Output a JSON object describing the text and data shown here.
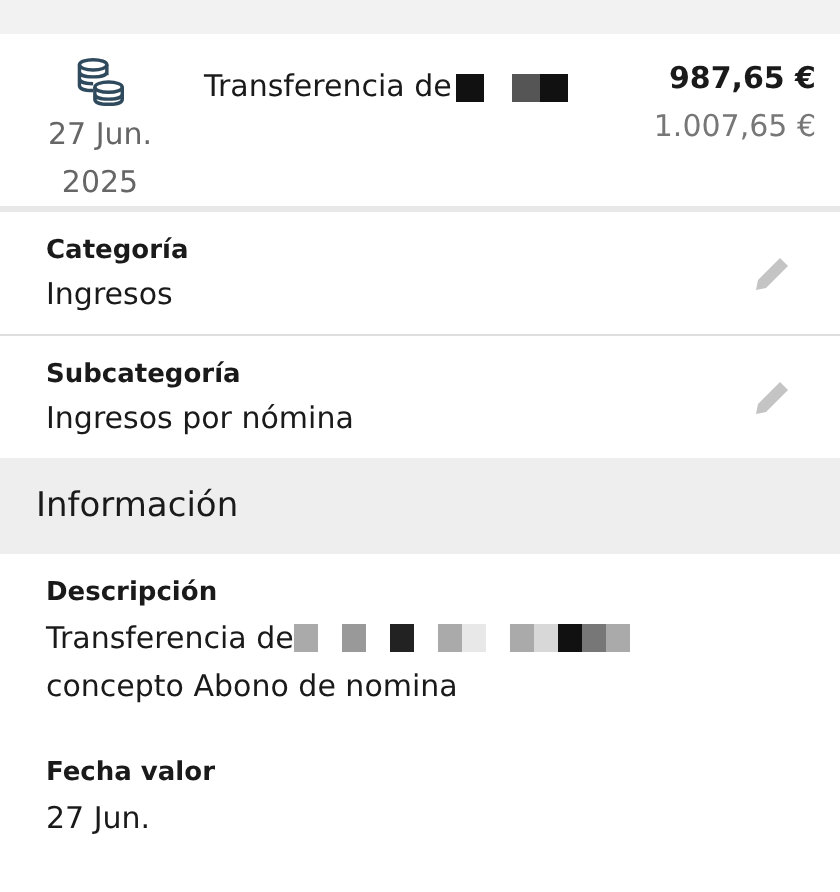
{
  "transaction": {
    "title": "Transferencia de",
    "date_day": "27 Jun.",
    "date_year": "2025",
    "amount": "987,65 €",
    "balance": "1.007,65 €"
  },
  "fields": [
    {
      "label": "Categoría",
      "value": "Ingresos",
      "editable": true
    },
    {
      "label": "Subcategoría",
      "value": "Ingresos por nómina",
      "editable": true
    }
  ],
  "section": {
    "title": "Información"
  },
  "info": [
    {
      "label": "Descripción",
      "lines": [
        "Transferencia de",
        "concepto Abono de nomina"
      ],
      "redacted": true
    },
    {
      "label": "Fecha valor",
      "lines": [
        "27 Jun."
      ],
      "redacted": false
    }
  ]
}
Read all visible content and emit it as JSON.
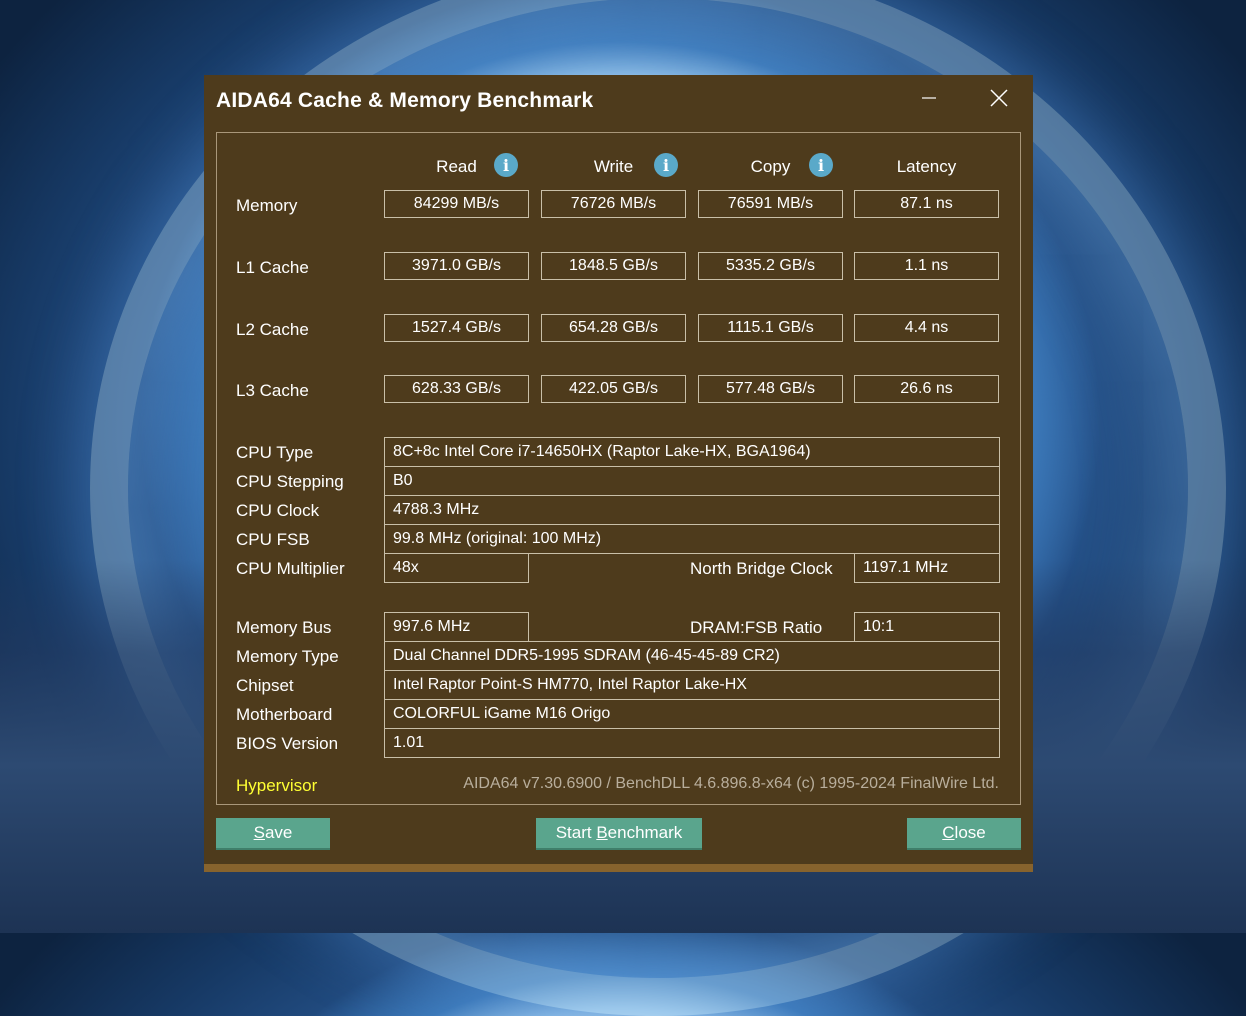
{
  "window": {
    "title": "AIDA64 Cache & Memory Benchmark"
  },
  "columns": {
    "read": "Read",
    "write": "Write",
    "copy": "Copy",
    "latency": "Latency"
  },
  "rows": [
    {
      "label": "Memory",
      "read": "84299 MB/s",
      "write": "76726 MB/s",
      "copy": "76591 MB/s",
      "latency": "87.1 ns"
    },
    {
      "label": "L1 Cache",
      "read": "3971.0 GB/s",
      "write": "1848.5 GB/s",
      "copy": "5335.2 GB/s",
      "latency": "1.1 ns"
    },
    {
      "label": "L2 Cache",
      "read": "1527.4 GB/s",
      "write": "654.28 GB/s",
      "copy": "1115.1 GB/s",
      "latency": "4.4 ns"
    },
    {
      "label": "L3 Cache",
      "read": "628.33 GB/s",
      "write": "422.05 GB/s",
      "copy": "577.48 GB/s",
      "latency": "26.6 ns"
    }
  ],
  "cpu": {
    "type_label": "CPU Type",
    "type_value": "8C+8c Intel Core i7-14650HX  (Raptor Lake-HX, BGA1964)",
    "stepping_label": "CPU Stepping",
    "stepping_value": "B0",
    "clock_label": "CPU Clock",
    "clock_value": "4788.3 MHz",
    "fsb_label": "CPU FSB",
    "fsb_value": "99.8 MHz  (original: 100 MHz)",
    "multiplier_label": "CPU Multiplier",
    "multiplier_value": "48x",
    "nb_clock_label": "North Bridge Clock",
    "nb_clock_value": "1197.1 MHz"
  },
  "memory": {
    "bus_label": "Memory Bus",
    "bus_value": "997.6 MHz",
    "ratio_label": "DRAM:FSB Ratio",
    "ratio_value": "10:1",
    "type_label": "Memory Type",
    "type_value": "Dual Channel DDR5-1995 SDRAM  (46-45-45-89 CR2)",
    "chipset_label": "Chipset",
    "chipset_value": "Intel Raptor Point-S HM770, Intel Raptor Lake-HX",
    "motherboard_label": "Motherboard",
    "motherboard_value": "COLORFUL iGame M16 Origo",
    "bios_label": "BIOS Version",
    "bios_value": "1.01"
  },
  "footer": {
    "hypervisor": "Hypervisor",
    "copyright": "AIDA64 v7.30.6900 / BenchDLL 4.6.896.8-x64  (c) 1995-2024 FinalWire Ltd."
  },
  "buttons": {
    "save_mnemonic": "S",
    "save_rest": "ave",
    "start_pre": "Start ",
    "start_mnemonic": "B",
    "start_rest": "enchmark",
    "close_mnemonic": "C",
    "close_rest": "lose"
  },
  "icons": {
    "minimize": "minimize-icon",
    "close": "close-icon",
    "info": "info-icon"
  },
  "colors": {
    "window_bg": "#4e3b1c",
    "button_bg": "#5aa58d",
    "info_icon": "#5aa9c9",
    "hypervisor_text": "#ffff33"
  }
}
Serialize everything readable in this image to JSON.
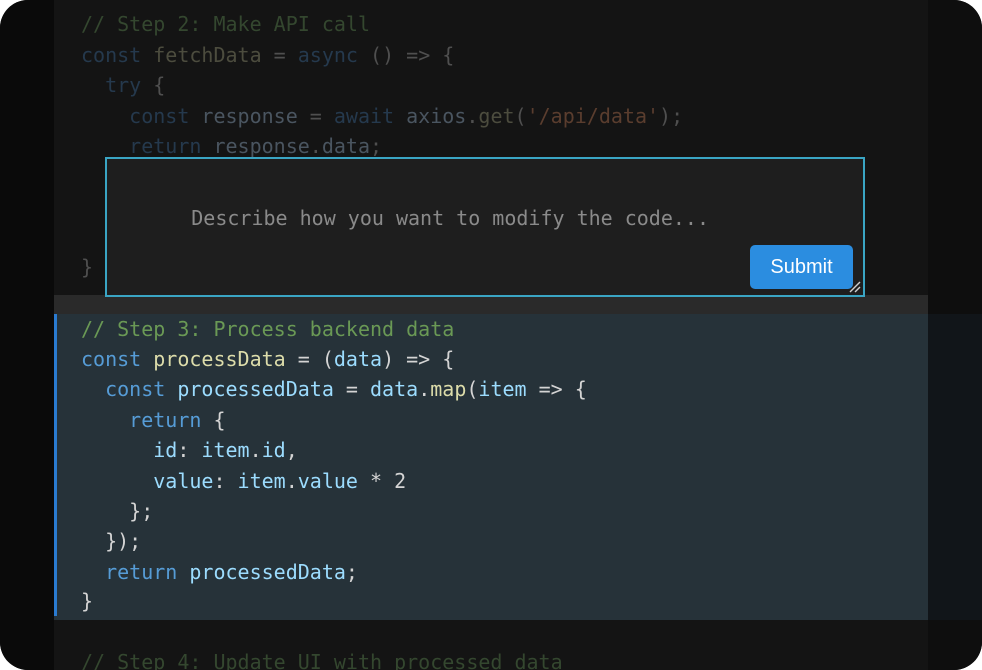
{
  "editor": {
    "lines_before": [
      {
        "tokens": [
          {
            "t": "// Step 2: Make API call",
            "c": "c"
          }
        ]
      },
      {
        "tokens": [
          {
            "t": "const",
            "c": "k"
          },
          {
            "t": " ",
            "c": "p"
          },
          {
            "t": "fetchData",
            "c": "f"
          },
          {
            "t": " = ",
            "c": "p"
          },
          {
            "t": "async",
            "c": "k"
          },
          {
            "t": " () => {",
            "c": "p"
          }
        ]
      },
      {
        "tokens": [
          {
            "t": "  try",
            "c": "k"
          },
          {
            "t": " {",
            "c": "p"
          }
        ]
      },
      {
        "tokens": [
          {
            "t": "    const",
            "c": "k"
          },
          {
            "t": " ",
            "c": "p"
          },
          {
            "t": "response",
            "c": "i"
          },
          {
            "t": " = ",
            "c": "p"
          },
          {
            "t": "await",
            "c": "k"
          },
          {
            "t": " ",
            "c": "p"
          },
          {
            "t": "axios",
            "c": "i"
          },
          {
            "t": ".",
            "c": "p"
          },
          {
            "t": "get",
            "c": "f"
          },
          {
            "t": "(",
            "c": "p"
          },
          {
            "t": "'/api/data'",
            "c": "s"
          },
          {
            "t": ");",
            "c": "p"
          }
        ]
      },
      {
        "tokens": [
          {
            "t": "    return",
            "c": "k"
          },
          {
            "t": " ",
            "c": "p"
          },
          {
            "t": "response",
            "c": "i"
          },
          {
            "t": ".",
            "c": "p"
          },
          {
            "t": "data",
            "c": "i"
          },
          {
            "t": ";",
            "c": "p"
          }
        ]
      },
      {
        "tokens": [
          {
            "t": "}",
            "c": "p"
          }
        ]
      }
    ],
    "highlighted_lines": [
      {
        "tokens": [
          {
            "t": "// Step 3: Process backend data",
            "c": "c"
          }
        ]
      },
      {
        "tokens": [
          {
            "t": "const",
            "c": "k"
          },
          {
            "t": " ",
            "c": "p"
          },
          {
            "t": "processData",
            "c": "f"
          },
          {
            "t": " = (",
            "c": "p"
          },
          {
            "t": "data",
            "c": "i"
          },
          {
            "t": ") => {",
            "c": "p"
          }
        ]
      },
      {
        "tokens": [
          {
            "t": "  const",
            "c": "k"
          },
          {
            "t": " ",
            "c": "p"
          },
          {
            "t": "processedData",
            "c": "i"
          },
          {
            "t": " = ",
            "c": "p"
          },
          {
            "t": "data",
            "c": "i"
          },
          {
            "t": ".",
            "c": "p"
          },
          {
            "t": "map",
            "c": "f"
          },
          {
            "t": "(",
            "c": "p"
          },
          {
            "t": "item",
            "c": "i"
          },
          {
            "t": " => {",
            "c": "p"
          }
        ]
      },
      {
        "tokens": [
          {
            "t": "    return",
            "c": "k"
          },
          {
            "t": " {",
            "c": "p"
          }
        ]
      },
      {
        "tokens": [
          {
            "t": "      id",
            "c": "i"
          },
          {
            "t": ": ",
            "c": "p"
          },
          {
            "t": "item",
            "c": "i"
          },
          {
            "t": ".",
            "c": "p"
          },
          {
            "t": "id",
            "c": "i"
          },
          {
            "t": ",",
            "c": "p"
          }
        ]
      },
      {
        "tokens": [
          {
            "t": "      value",
            "c": "i"
          },
          {
            "t": ": ",
            "c": "p"
          },
          {
            "t": "item",
            "c": "i"
          },
          {
            "t": ".",
            "c": "p"
          },
          {
            "t": "value",
            "c": "i"
          },
          {
            "t": " * ",
            "c": "p"
          },
          {
            "t": "2",
            "c": "n"
          }
        ]
      },
      {
        "tokens": [
          {
            "t": "    };",
            "c": "p"
          }
        ]
      },
      {
        "tokens": [
          {
            "t": "  });",
            "c": "p"
          }
        ]
      },
      {
        "tokens": [
          {
            "t": "  return",
            "c": "k"
          },
          {
            "t": " ",
            "c": "p"
          },
          {
            "t": "processedData",
            "c": "i"
          },
          {
            "t": ";",
            "c": "p"
          }
        ]
      },
      {
        "tokens": [
          {
            "t": "}",
            "c": "p"
          }
        ]
      }
    ],
    "lines_after": [
      {
        "tokens": [
          {
            "t": "// Step 4: Update UI with processed data",
            "c": "c"
          }
        ]
      }
    ]
  },
  "popup": {
    "placeholder": "Describe how you want to modify the code...",
    "submit_label": "Submit"
  },
  "colors": {
    "accent": "#2a7bd1",
    "submit": "#2b8de0",
    "popup_border": "#3aa5c4",
    "highlight_bg": "#263239"
  }
}
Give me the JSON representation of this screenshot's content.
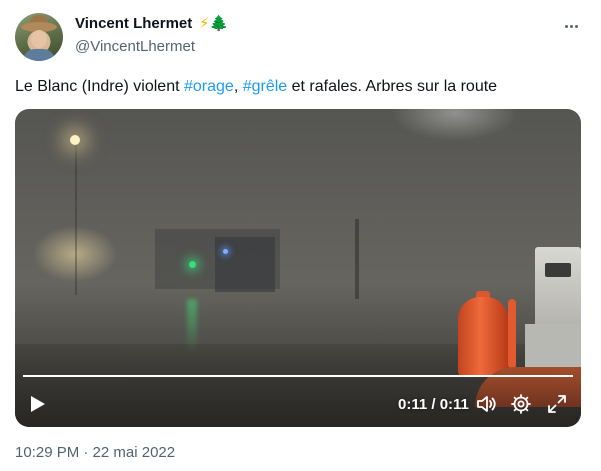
{
  "author": {
    "display_name": "Vincent Lhermet",
    "name_emoji": [
      "⚡",
      "🌲"
    ],
    "handle": "@VincentLhermet",
    "avatar_icon": "profile-photo"
  },
  "tweet": {
    "text_before": "Le Blanc (Indre) violent ",
    "hashtag_1": "#orage",
    "text_between": ", ",
    "hashtag_2": "#grêle",
    "text_after": " et rafales. Arbres sur la route",
    "timestamp": "10:29 PM · 22 mai 2022"
  },
  "video": {
    "time_readout": "0:11 / 0:11",
    "progress_fraction": 1.0,
    "icons": [
      "play-icon",
      "volume-icon",
      "settings-icon",
      "fullscreen-icon"
    ]
  },
  "colors": {
    "hashtag": "#1d9bf0",
    "secondary_text": "#536471",
    "primary_text": "#0f1419"
  }
}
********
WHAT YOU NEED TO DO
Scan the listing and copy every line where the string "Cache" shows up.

RESPONSE
    "title": "AIDA64 Cache & Memory Benchmark"
      "label": "L1 Cache",
      "label": "L2 Cache",
      "label": "L3 Cache",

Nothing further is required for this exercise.